Communities of entrepreneurs are creating positive impacts on local economies. When they establish new businesses and innovate across industries, they bring about economic growth and employment. Entrepreneurs are generally drawn to cities because of their available resources and networks, specifically access to knowledge and sector-specific
needs, and the exchange of information that occurs when an entrepreneurial community is brought together. Central to these ecosystems are creative community spaces (CCSs)—a range of physical spaces that enable innovation by creating a convening point for a community of entrepreneurs and start-ups. CCSs serve to anchor entrepreneurial communities and influence the urban economic and physical landscape.

This report showcases a selection of 13 CCSs around the world that contribute to building a community that is sustainable and entrepreneurial and/or is helping advance an industry-specific or sectoral community. The represented spaces include coworking spaces, accelerators, maker spaces, community spaces, incubators, fab labs, and hacker spaces (see the glossary for descriptions of each). This presentation is not an exhaustive analysis. In fact, the featured spaces are a few among many that stand out for their unique impact on the ecosystem based on the services they offer, their networking assets, type of space, and business model, among other variables. These spaces were part of the World Bank Group’s fieldwork or were otherwise learned of through knowledge shared by city innovation practitioners and researchers. This analysis also builds on previous research and programs of the Bank and infoDev on accelerator and community spaces and takes into account global research on this topic.

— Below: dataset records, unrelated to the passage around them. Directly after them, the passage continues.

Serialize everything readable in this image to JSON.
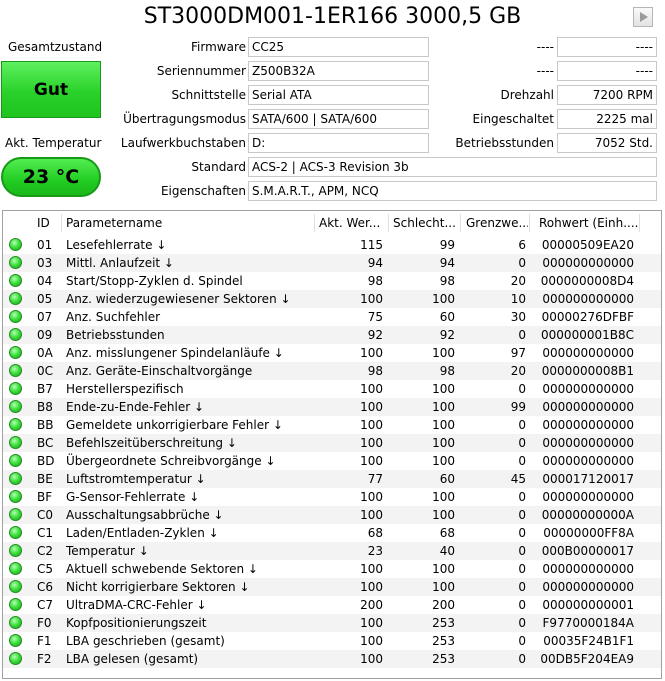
{
  "title": "ST3000DM001-1ER166 3000,5 GB",
  "status_panel": {
    "health_label": "Gesamtzustand",
    "health_value": "Gut",
    "health_color": "#2ad12a",
    "temp_label": "Akt. Temperatur",
    "temp_value": "23 °C"
  },
  "info": {
    "firmware": {
      "label": "Firmware",
      "value": "CC25"
    },
    "serial": {
      "label": "Seriennummer",
      "value": "Z500B32A"
    },
    "interface": {
      "label": "Schnittstelle",
      "value": "Serial ATA"
    },
    "transfer_mode": {
      "label": "Übertragungsmodus",
      "value": "SATA/600 | SATA/600"
    },
    "drive_letters": {
      "label": "Laufwerkbuchstaben",
      "value": "D:"
    },
    "standard": {
      "label": "Standard",
      "value": "ACS-2 | ACS-3 Revision 3b"
    },
    "features": {
      "label": "Eigenschaften",
      "value": "S.M.A.R.T., APM, NCQ"
    },
    "right_1": {
      "label": "----",
      "value": "----"
    },
    "right_2": {
      "label": "----",
      "value": "----"
    },
    "rpm": {
      "label": "Drehzahl",
      "value": "7200 RPM"
    },
    "power_count": {
      "label": "Eingeschaltet",
      "value": "2225 mal"
    },
    "power_hours": {
      "label": "Betriebsstunden",
      "value": "7052 Std."
    }
  },
  "table": {
    "headers": {
      "id": "ID",
      "name": "Parametername",
      "current": "Akt. Wer...",
      "worst": "Schlecht...",
      "threshold": "Grenzwe...",
      "raw": "Rohwert (Einh...."
    },
    "rows": [
      {
        "id": "01",
        "name": "Lesefehlerrate ↓",
        "current": "115",
        "worst": "99",
        "threshold": "6",
        "raw": "00000509EA20"
      },
      {
        "id": "03",
        "name": "Mittl. Anlaufzeit ↓",
        "current": "94",
        "worst": "94",
        "threshold": "0",
        "raw": "000000000000"
      },
      {
        "id": "04",
        "name": "Start/Stopp-Zyklen d. Spindel",
        "current": "98",
        "worst": "98",
        "threshold": "20",
        "raw": "0000000008D4"
      },
      {
        "id": "05",
        "name": "Anz. wiederzugewiesener Sektoren ↓",
        "current": "100",
        "worst": "100",
        "threshold": "10",
        "raw": "000000000000"
      },
      {
        "id": "07",
        "name": "Anz. Suchfehler",
        "current": "75",
        "worst": "60",
        "threshold": "30",
        "raw": "00000276DFBF"
      },
      {
        "id": "09",
        "name": "Betriebsstunden",
        "current": "92",
        "worst": "92",
        "threshold": "0",
        "raw": "000000001B8C"
      },
      {
        "id": "0A",
        "name": "Anz. misslungener Spindelanläufe ↓",
        "current": "100",
        "worst": "100",
        "threshold": "97",
        "raw": "000000000000"
      },
      {
        "id": "0C",
        "name": "Anz. Geräte-Einschaltvorgänge",
        "current": "98",
        "worst": "98",
        "threshold": "20",
        "raw": "0000000008B1"
      },
      {
        "id": "B7",
        "name": "Herstellerspezifisch",
        "current": "100",
        "worst": "100",
        "threshold": "0",
        "raw": "000000000000"
      },
      {
        "id": "B8",
        "name": "Ende-zu-Ende-Fehler ↓",
        "current": "100",
        "worst": "100",
        "threshold": "99",
        "raw": "000000000000"
      },
      {
        "id": "BB",
        "name": "Gemeldete unkorrigierbare Fehler ↓",
        "current": "100",
        "worst": "100",
        "threshold": "0",
        "raw": "000000000000"
      },
      {
        "id": "BC",
        "name": "Befehlszeitüberschreitung ↓",
        "current": "100",
        "worst": "100",
        "threshold": "0",
        "raw": "000000000000"
      },
      {
        "id": "BD",
        "name": "Übergeordnete Schreibvorgänge ↓",
        "current": "100",
        "worst": "100",
        "threshold": "0",
        "raw": "000000000000"
      },
      {
        "id": "BE",
        "name": "Luftstromtemperatur ↓",
        "current": "77",
        "worst": "60",
        "threshold": "45",
        "raw": "000017120017"
      },
      {
        "id": "BF",
        "name": "G-Sensor-Fehlerrate ↓",
        "current": "100",
        "worst": "100",
        "threshold": "0",
        "raw": "000000000000"
      },
      {
        "id": "C0",
        "name": "Ausschaltungsabbrüche ↓",
        "current": "100",
        "worst": "100",
        "threshold": "0",
        "raw": "00000000000A"
      },
      {
        "id": "C1",
        "name": "Laden/Entladen-Zyklen ↓",
        "current": "68",
        "worst": "68",
        "threshold": "0",
        "raw": "00000000FF8A"
      },
      {
        "id": "C2",
        "name": "Temperatur ↓",
        "current": "23",
        "worst": "40",
        "threshold": "0",
        "raw": "000B00000017"
      },
      {
        "id": "C5",
        "name": "Aktuell schwebende Sektoren ↓",
        "current": "100",
        "worst": "100",
        "threshold": "0",
        "raw": "000000000000"
      },
      {
        "id": "C6",
        "name": "Nicht korrigierbare Sektoren ↓",
        "current": "100",
        "worst": "100",
        "threshold": "0",
        "raw": "000000000000"
      },
      {
        "id": "C7",
        "name": "UltraDMA-CRC-Fehler ↓",
        "current": "200",
        "worst": "200",
        "threshold": "0",
        "raw": "000000000001"
      },
      {
        "id": "F0",
        "name": "Kopfpositionierungszeit",
        "current": "100",
        "worst": "253",
        "threshold": "0",
        "raw": "F9770000184A"
      },
      {
        "id": "F1",
        "name": "LBA geschrieben (gesamt)",
        "current": "100",
        "worst": "253",
        "threshold": "0",
        "raw": "00035F24B1F1"
      },
      {
        "id": "F2",
        "name": "LBA gelesen (gesamt)",
        "current": "100",
        "worst": "253",
        "threshold": "0",
        "raw": "00DB5F204EA9"
      }
    ]
  }
}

Together the 13 spaces represent a cross-section of inspirational
examples spanning cities across the globe, ranging from leading metropolises such as New York to growing cities such as Nairobi; each caters to either a general entrepreneurial community or a more industry-specific or sectoral one. This report’s only intent is to showcase inspiring examples and models being implemented in diverse environments across the world. We hope this will help catalyze a conversation about the role of creative spaces in urban ecosystem development and provide policy makers as well as city innovation practitioners and private investors a better understanding of these spaces and how to leverage them effectively.

Each profiled space has been chosen because it represents an inspiring example of a way to support the growth of entrepreneurial communities and boost innovation. To deepen understanding of the mechanisms and models followed to create such impact, this report describes each space’s impact, financial model (funding and revenue sources), and operational model (services and interactive environments). These defining features are contextualized in the background and forming history of each space as well as in its operational function and objectives.

Their impacts are measured across four categories: 1. entrepreneurial communities building, 2. business acceleration, 3. urban regeneration, and 4. industry innovation. Each space fulfills at least one of these dimensions.

Each profile elaborates on the effect of the space, giving specific examples of ongoing programs with demonstrable impact on the community and/or the surrounding urban landscape, often built through collaborations
with industry-specific partners, city government, and educational institutes, among other influential entities. In some instances, spaces have revitalized their neighborhoods by refurnishing and/or reusing old buildings and creating a new entrepreneurial community in previously economically depressed areas. In other instances, city governments have specifically created CCSs to revitalize the social fabric and a specific neighborhood. For instance, in Lisbon the municipality used a fab lab to revive an old downtown neighborhood; and in Málaga, the municipality has been kick-starting the social tissue of new developed areas through these spaces. Moreover, these selected spaces have given rise to a diversity of businesses and ideas: digital educational outreach programs, a revolutionary bone reconstruction company, a self-driving car company, submersible remotely operated vehicles to be used in partnership with local schools and science foundations, new fashion lines, food businesses, and much more.

These spaces are building stronger bridges between industries and start-ups and are contributing to local economies by offering platforms for new ideas to be tested, leading to innovation within long-standing sectors of the economy and gradual job generation.

In many instances, these spaces bring together grassroots innovative communities, entrepreneurs, and established companies in the same building, creating mixing spaces that result in natural collisions and an exchange of ideas that boosts innovation. Through closer analysis of the different characteristics of each of the spaces— impact, funding model, interactive spaces, and services (revenue model)—relevant and informative trends become apparent: (a) Subsidies are the most frequently used form of funding, followed by private ownership; (b) spaces that contribute to entrepreneurial communities building are partly or completely privately owned, while the spaces that have an impact on business acceleration are often subsidized; and (c) the pure subscription model is the most common model among thematic spaces, while hybrid models are more common among general spaces. These trends—just some of the ones highlighted in this report—lend insight into how these spaces operate and help decipher ways they can grow local economies through job generation
and urban revitalization.